Case-in-point, their current book project—which stemmed from an encounter they had with a man who’d recently inherited the flash collection of Sailor Vern who was a tattooer in WWII and continued into the 1980’s. Though Sailor Vern wasn’t as well-known as his contemporaries, Scott explains that his story is still interesting because “his tattoo pedigree was as good as it gets. He learned from [Cap Coleman] one of the greatest American tattooers ever.” Kayla goes on to describe how they’ve even been able to meet Sailor Vern’s family up in Denver, and have become close as a result of the book project. “It’s been a great process learning about him, and I think it will be an honor to tell his story,” Scott adds.
“Every time we end up researching someone, we just innately find some really cool facts about this person’s life and about what the time period was like,” Kayla explains.

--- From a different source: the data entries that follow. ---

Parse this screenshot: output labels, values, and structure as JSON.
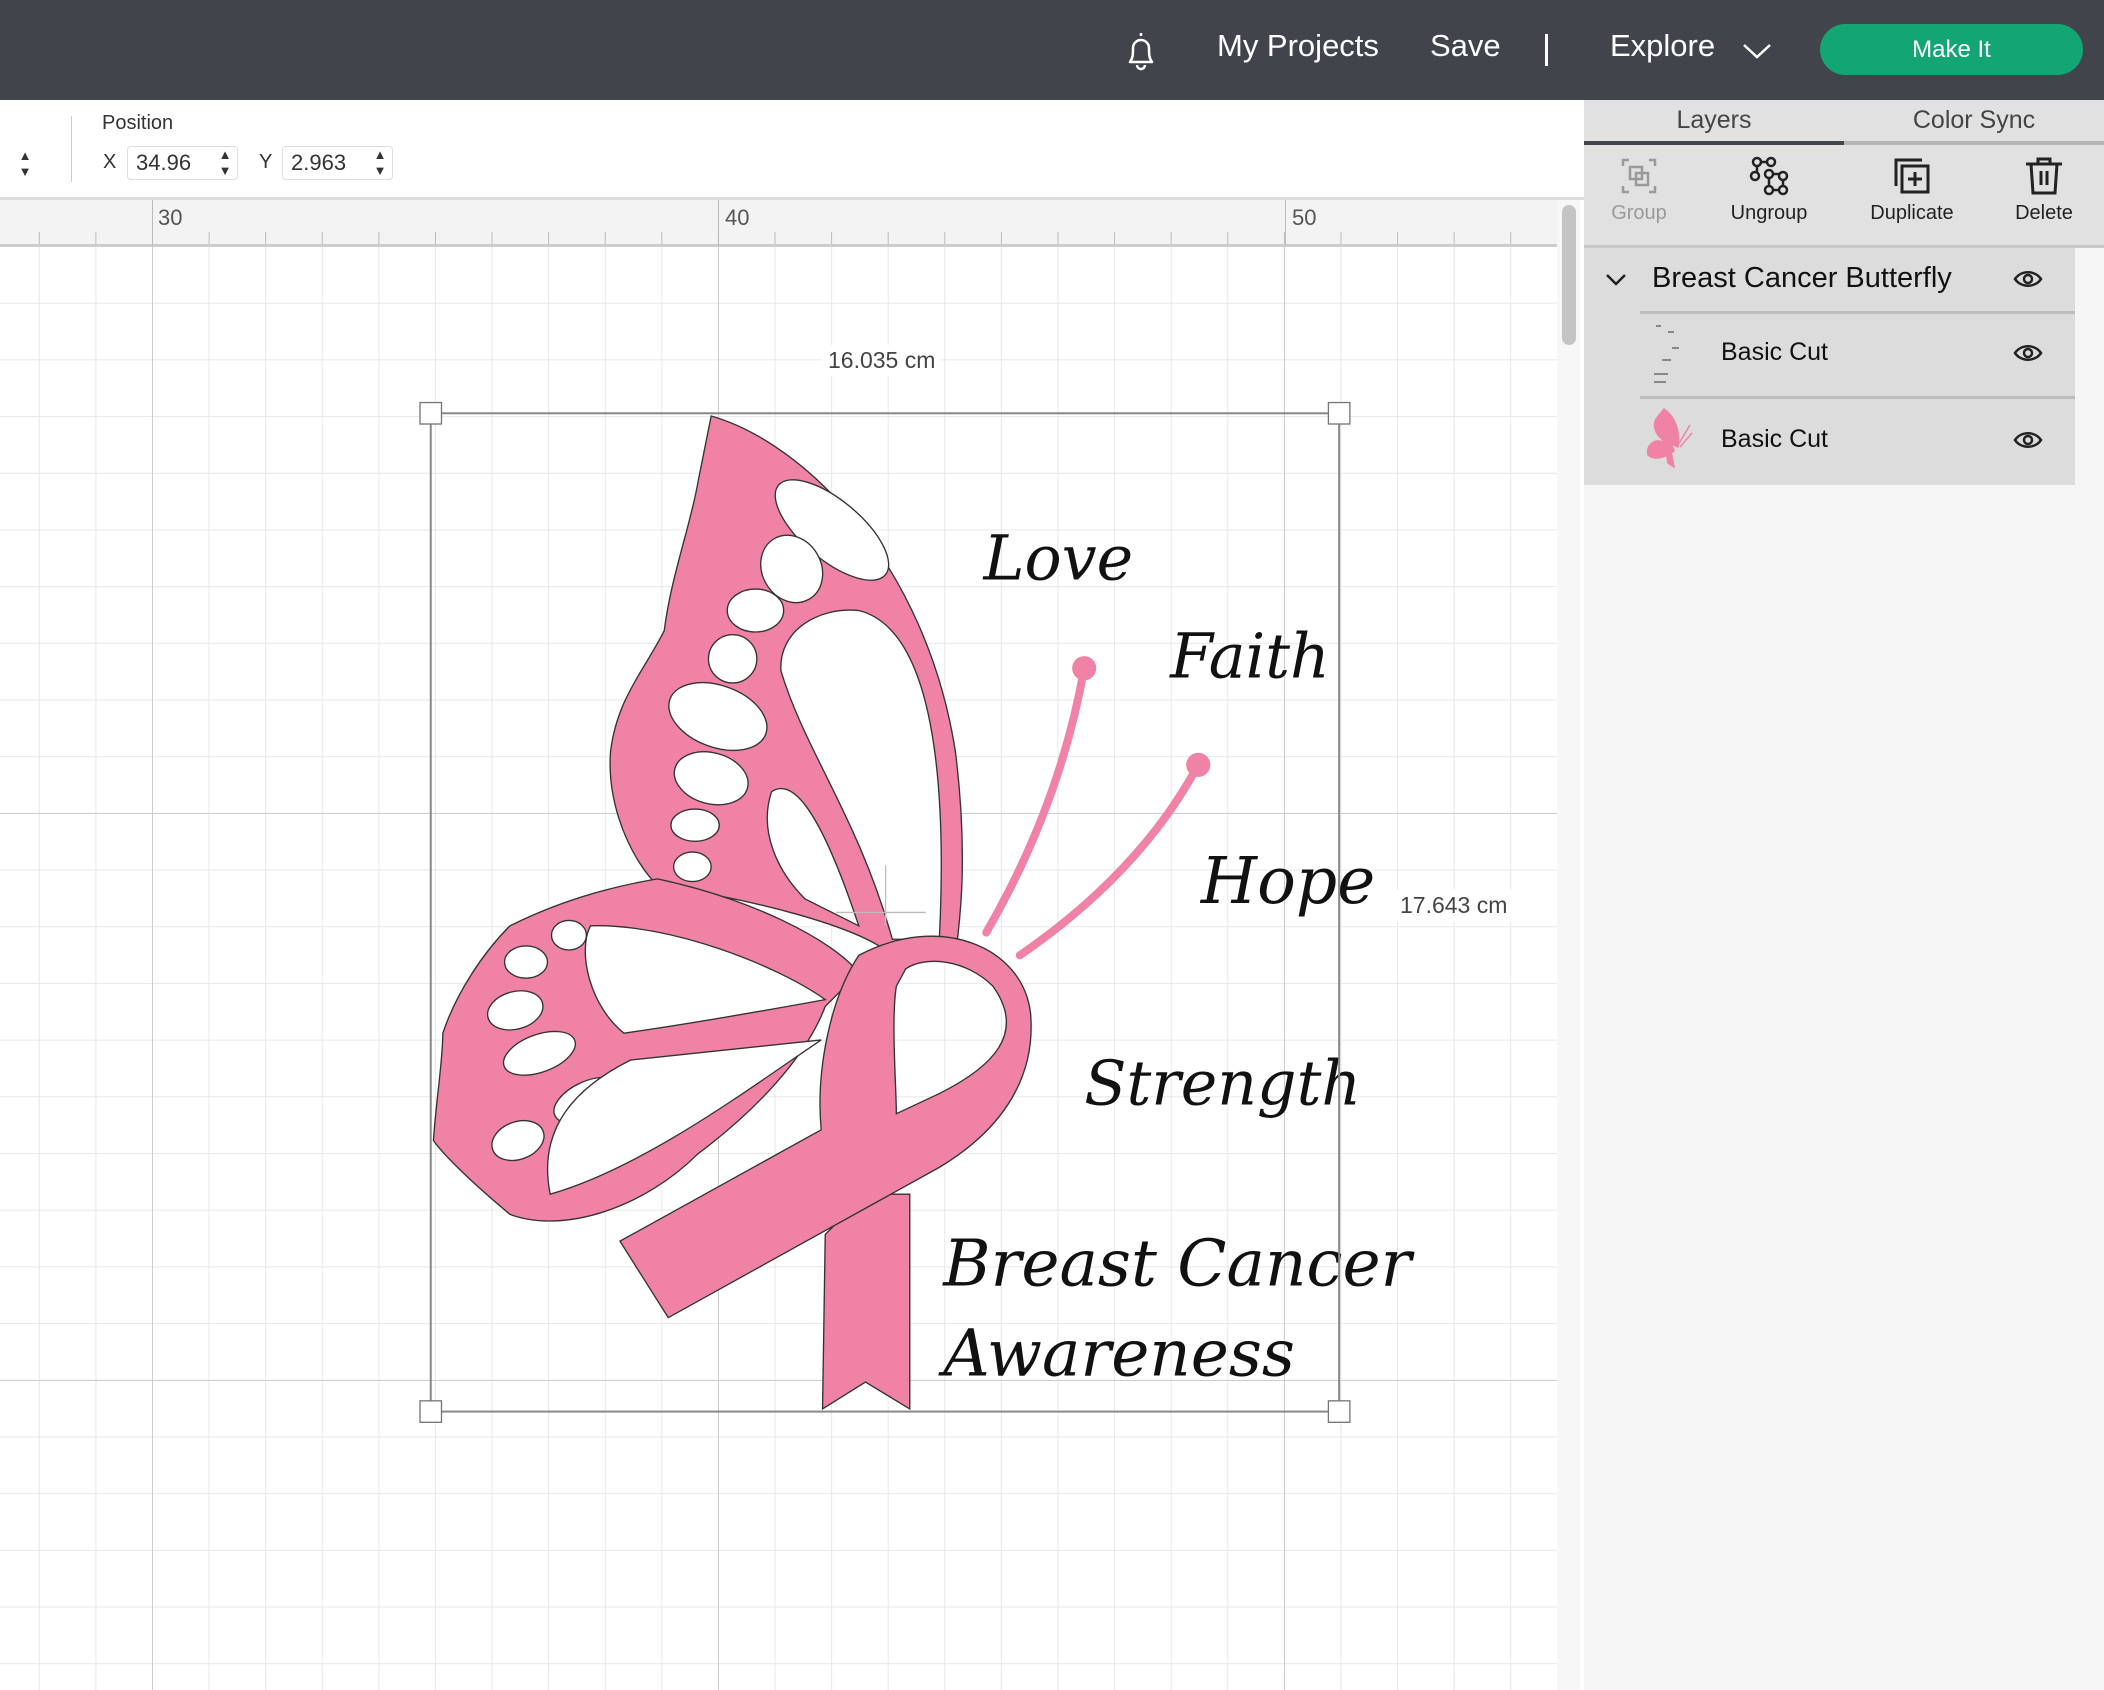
{
  "topbar": {
    "notifications_icon": "bell-icon",
    "my_projects": "My Projects",
    "save": "Save",
    "divider": "|",
    "explore": "Explore",
    "make_it": "Make It",
    "accent": "#13A574"
  },
  "toolbar": {
    "position_label": "Position",
    "x_label": "X",
    "x_value": "34.96",
    "y_label": "Y",
    "y_value": "2.963"
  },
  "ruler": {
    "labels": [
      "30",
      "40",
      "50"
    ]
  },
  "canvas": {
    "width_label": "16.035 cm",
    "height_label": "17.643 cm",
    "artwork": {
      "fill_color": "#F082A5",
      "words": [
        "Love",
        "Faith",
        "Hope",
        "Strength",
        "Breast Cancer",
        "Awareness"
      ]
    }
  },
  "panel": {
    "tabs": [
      {
        "label": "Layers",
        "active": true
      },
      {
        "label": "Color Sync",
        "active": false
      }
    ],
    "tools": [
      {
        "label": "Group",
        "icon": "group-icon",
        "enabled": false
      },
      {
        "label": "Ungroup",
        "icon": "ungroup-icon",
        "enabled": true
      },
      {
        "label": "Duplicate",
        "icon": "duplicate-icon",
        "enabled": true
      },
      {
        "label": "Delete",
        "icon": "trash-icon",
        "enabled": true
      }
    ],
    "group": {
      "name": "Breast Cancer Butterfly",
      "expanded": true,
      "visible": true
    },
    "layers": [
      {
        "name": "Basic Cut",
        "thumbnail": "text-words",
        "visible": true
      },
      {
        "name": "Basic Cut",
        "thumbnail": "pink-butterfly",
        "visible": true
      }
    ]
  }
}
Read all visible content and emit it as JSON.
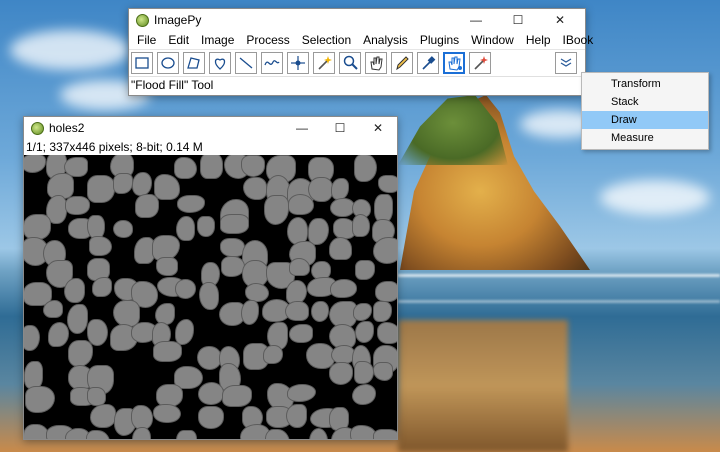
{
  "imagepy": {
    "title": "ImagePy",
    "menus": [
      "File",
      "Edit",
      "Image",
      "Process",
      "Selection",
      "Analysis",
      "Plugins",
      "Window",
      "Help",
      "IBook"
    ],
    "tools": [
      {
        "icon": "rectangle-icon"
      },
      {
        "icon": "ellipse-icon"
      },
      {
        "icon": "polygon-icon"
      },
      {
        "icon": "freehand-icon"
      },
      {
        "icon": "line-icon"
      },
      {
        "icon": "freeline-icon"
      },
      {
        "icon": "point-icon"
      },
      {
        "icon": "wand-icon"
      },
      {
        "icon": "magnifier-icon"
      },
      {
        "icon": "hand-icon"
      },
      {
        "icon": "pencil-icon"
      },
      {
        "icon": "eyedropper-icon"
      },
      {
        "icon": "flood-fill-icon",
        "active": true
      },
      {
        "icon": "magic-wand-icon"
      }
    ],
    "status": "\"Flood Fill\" Tool",
    "minimize": "—",
    "maximize": "☐",
    "close": "✕"
  },
  "dropdown": {
    "items": [
      "Transform",
      "Stack",
      "Draw",
      "Measure"
    ],
    "selected": "Draw"
  },
  "holes_window": {
    "title": "holes2",
    "info": "1/1;  337x446 pixels; 8-bit; 0.14 M",
    "minimize": "—",
    "maximize": "☐",
    "close": "✕"
  },
  "colors": {
    "accent": "#1b6fd6",
    "selection": "#91c9f7",
    "cell_fill": "#858585"
  }
}
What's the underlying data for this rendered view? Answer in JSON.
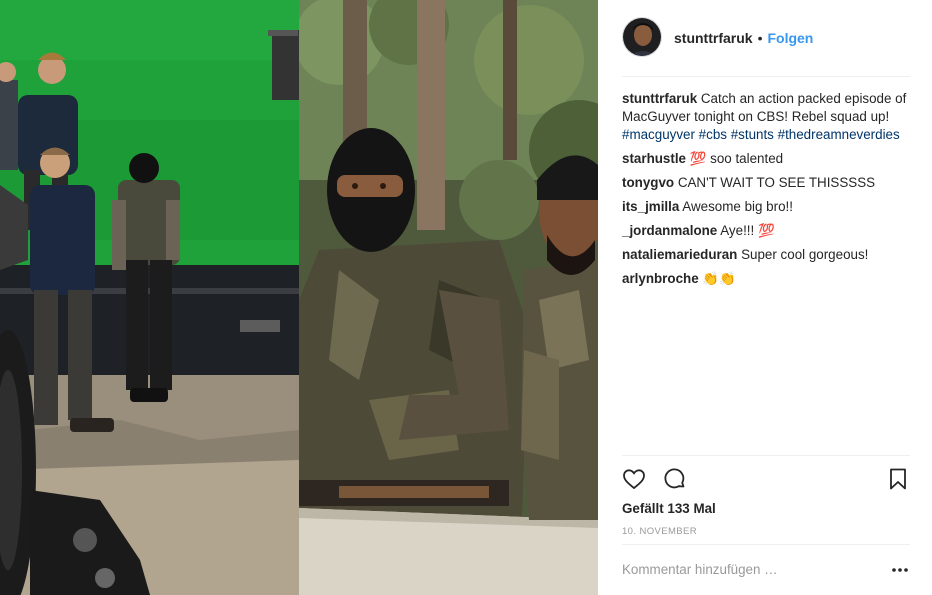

Scott points out that there are a number of compelling similarities in many of the tattooers’ histories—leaving home at a young age, a connection with the circus, etc. It’s safe to say they didn’t live average lives for the time.
As we discuss this, I flip through a copy of Lost Love and am drawn to the photo of a man with a large tattoo of Buffalo Bill’s face on his chest. Scott tells me the story of Joseph Agnich, aka “Doc King,” who was a tattoo artist that ran with Buffalo Bill’s circus. He was found dead in Rockford Illinois with a $100,000 coin collection and a Tommy gun under his bed. No bull. The article is right there on the page.
“We’re excited that people are aware of what we’re doing because we want people to be able to enjoy the things that we are enjoying.”
Yellow Beak Press boasts an international audience of serious collectors—mostly tattooers who use the books as reference. However, Kayla is adamant that they want to maintain a boutique operation with smaller print runs and (at least for now) no reprints. “We’re excited that people are aware of what we’re doing because we want people to be able to enjoy the things that we are enjoying,” she explains. In order to share their passion with the Colorado Springs community, Scott and Kayla have donated a copy of each of the books they’ve published to Mountain Fold Books, the downtown non-profit literary center.
I continue flipping through Lost Love while Scott points out to me interesting anecdotes about the various artists represented. It’s almost as if I’m looking through one of their family albums. I comment on the fading ink, torn or burnt edges in the scans of some of the originals. Scott explains that with the material used and the way the flash art has been treated or kept, that they are fading like…well, like tattoos. Instantly, I gain a new respect for Scott and Kayla and their work in preserving the integrity of flash art through publication. Scott looks down at the page where my finger rests. “In fifty years, this will be gone.”